§ **Try it**
Within the records, find every line that includes the word "检测模板" and copy it.

§ **Dataset records**
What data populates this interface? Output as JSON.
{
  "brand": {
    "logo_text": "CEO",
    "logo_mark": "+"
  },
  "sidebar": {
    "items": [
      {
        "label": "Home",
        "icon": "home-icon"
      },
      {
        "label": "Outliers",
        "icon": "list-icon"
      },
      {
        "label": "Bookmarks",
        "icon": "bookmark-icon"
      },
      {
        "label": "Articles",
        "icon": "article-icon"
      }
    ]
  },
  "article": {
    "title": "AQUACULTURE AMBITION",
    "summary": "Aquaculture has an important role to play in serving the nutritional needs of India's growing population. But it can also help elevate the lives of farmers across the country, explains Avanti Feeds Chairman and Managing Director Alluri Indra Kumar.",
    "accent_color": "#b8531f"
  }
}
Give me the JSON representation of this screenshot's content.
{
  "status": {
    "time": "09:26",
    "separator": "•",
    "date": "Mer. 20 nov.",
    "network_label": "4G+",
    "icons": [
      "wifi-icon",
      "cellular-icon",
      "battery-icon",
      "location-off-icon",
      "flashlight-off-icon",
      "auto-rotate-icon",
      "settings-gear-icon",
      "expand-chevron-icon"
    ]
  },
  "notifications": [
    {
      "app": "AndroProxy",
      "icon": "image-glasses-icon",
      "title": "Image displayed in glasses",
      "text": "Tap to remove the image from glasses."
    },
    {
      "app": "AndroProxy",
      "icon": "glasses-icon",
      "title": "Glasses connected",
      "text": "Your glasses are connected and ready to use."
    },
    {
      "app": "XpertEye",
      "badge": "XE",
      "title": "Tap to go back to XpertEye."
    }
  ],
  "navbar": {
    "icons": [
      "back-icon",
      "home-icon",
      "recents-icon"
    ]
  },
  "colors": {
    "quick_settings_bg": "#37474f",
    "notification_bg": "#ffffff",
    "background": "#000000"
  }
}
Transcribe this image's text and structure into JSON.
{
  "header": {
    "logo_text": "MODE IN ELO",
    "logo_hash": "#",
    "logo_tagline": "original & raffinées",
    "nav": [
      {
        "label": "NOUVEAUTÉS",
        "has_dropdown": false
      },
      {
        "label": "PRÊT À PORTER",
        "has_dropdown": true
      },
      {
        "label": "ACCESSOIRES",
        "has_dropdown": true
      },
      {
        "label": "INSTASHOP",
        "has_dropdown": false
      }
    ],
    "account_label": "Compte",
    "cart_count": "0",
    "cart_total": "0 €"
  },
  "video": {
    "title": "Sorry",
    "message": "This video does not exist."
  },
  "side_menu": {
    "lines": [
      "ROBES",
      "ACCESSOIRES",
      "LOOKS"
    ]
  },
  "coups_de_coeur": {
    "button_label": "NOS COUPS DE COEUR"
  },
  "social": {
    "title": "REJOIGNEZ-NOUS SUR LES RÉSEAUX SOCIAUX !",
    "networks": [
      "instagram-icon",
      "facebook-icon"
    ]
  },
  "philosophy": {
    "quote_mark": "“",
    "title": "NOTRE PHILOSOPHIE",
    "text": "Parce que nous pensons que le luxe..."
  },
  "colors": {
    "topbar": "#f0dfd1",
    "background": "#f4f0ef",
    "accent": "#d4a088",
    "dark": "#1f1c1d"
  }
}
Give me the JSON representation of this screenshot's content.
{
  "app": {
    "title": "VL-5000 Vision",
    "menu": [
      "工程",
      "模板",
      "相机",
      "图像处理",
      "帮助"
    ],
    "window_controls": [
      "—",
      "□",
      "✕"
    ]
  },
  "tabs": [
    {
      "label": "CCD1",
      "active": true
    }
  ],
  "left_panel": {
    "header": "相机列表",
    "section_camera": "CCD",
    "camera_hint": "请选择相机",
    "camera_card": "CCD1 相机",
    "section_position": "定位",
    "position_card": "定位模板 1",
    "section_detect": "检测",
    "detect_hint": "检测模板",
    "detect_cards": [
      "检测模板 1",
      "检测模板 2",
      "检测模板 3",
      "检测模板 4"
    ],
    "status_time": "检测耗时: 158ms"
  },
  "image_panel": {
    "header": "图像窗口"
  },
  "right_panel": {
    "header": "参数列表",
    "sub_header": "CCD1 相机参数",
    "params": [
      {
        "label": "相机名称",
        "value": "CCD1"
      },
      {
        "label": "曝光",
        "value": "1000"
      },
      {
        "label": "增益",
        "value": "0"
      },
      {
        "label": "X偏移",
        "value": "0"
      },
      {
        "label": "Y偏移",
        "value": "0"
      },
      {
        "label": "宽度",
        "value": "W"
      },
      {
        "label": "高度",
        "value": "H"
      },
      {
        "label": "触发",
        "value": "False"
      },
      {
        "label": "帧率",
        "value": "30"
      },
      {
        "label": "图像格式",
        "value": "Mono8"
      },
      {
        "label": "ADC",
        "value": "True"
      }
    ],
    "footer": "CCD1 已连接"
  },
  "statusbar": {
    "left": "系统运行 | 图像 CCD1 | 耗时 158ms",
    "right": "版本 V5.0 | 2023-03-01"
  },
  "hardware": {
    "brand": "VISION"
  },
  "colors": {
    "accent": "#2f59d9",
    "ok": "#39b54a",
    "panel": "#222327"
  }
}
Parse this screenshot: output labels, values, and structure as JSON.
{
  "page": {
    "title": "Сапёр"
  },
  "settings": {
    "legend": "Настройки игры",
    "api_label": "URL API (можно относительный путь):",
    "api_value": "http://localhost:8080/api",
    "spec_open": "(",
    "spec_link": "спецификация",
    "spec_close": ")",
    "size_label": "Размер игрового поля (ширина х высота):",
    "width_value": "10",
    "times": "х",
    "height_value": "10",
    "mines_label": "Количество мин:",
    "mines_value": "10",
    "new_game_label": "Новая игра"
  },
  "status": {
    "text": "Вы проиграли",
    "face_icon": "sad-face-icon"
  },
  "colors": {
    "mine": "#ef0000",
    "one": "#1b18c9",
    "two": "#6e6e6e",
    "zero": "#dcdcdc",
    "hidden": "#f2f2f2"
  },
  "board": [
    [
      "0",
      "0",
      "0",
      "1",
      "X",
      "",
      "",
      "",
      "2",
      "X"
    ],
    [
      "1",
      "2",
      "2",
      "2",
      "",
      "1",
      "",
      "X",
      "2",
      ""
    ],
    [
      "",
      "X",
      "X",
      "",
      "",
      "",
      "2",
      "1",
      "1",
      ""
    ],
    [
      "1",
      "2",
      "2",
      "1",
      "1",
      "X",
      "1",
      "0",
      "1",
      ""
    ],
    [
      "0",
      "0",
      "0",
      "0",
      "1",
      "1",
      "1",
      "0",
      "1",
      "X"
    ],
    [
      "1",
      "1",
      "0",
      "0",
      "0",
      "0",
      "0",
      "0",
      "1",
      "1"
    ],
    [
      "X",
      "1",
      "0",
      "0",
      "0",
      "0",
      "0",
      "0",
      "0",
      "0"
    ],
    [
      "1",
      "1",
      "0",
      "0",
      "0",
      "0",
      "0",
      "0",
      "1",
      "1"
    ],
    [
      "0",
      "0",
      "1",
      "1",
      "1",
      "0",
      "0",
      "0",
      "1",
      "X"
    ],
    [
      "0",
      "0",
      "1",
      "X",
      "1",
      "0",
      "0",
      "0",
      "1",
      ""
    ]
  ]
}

§ **Answer for the task**
    "detect_hint": "检测模板",
      "检测模板 1",
      "检测模板 2",
      "检测模板 3",
      "检测模板 4"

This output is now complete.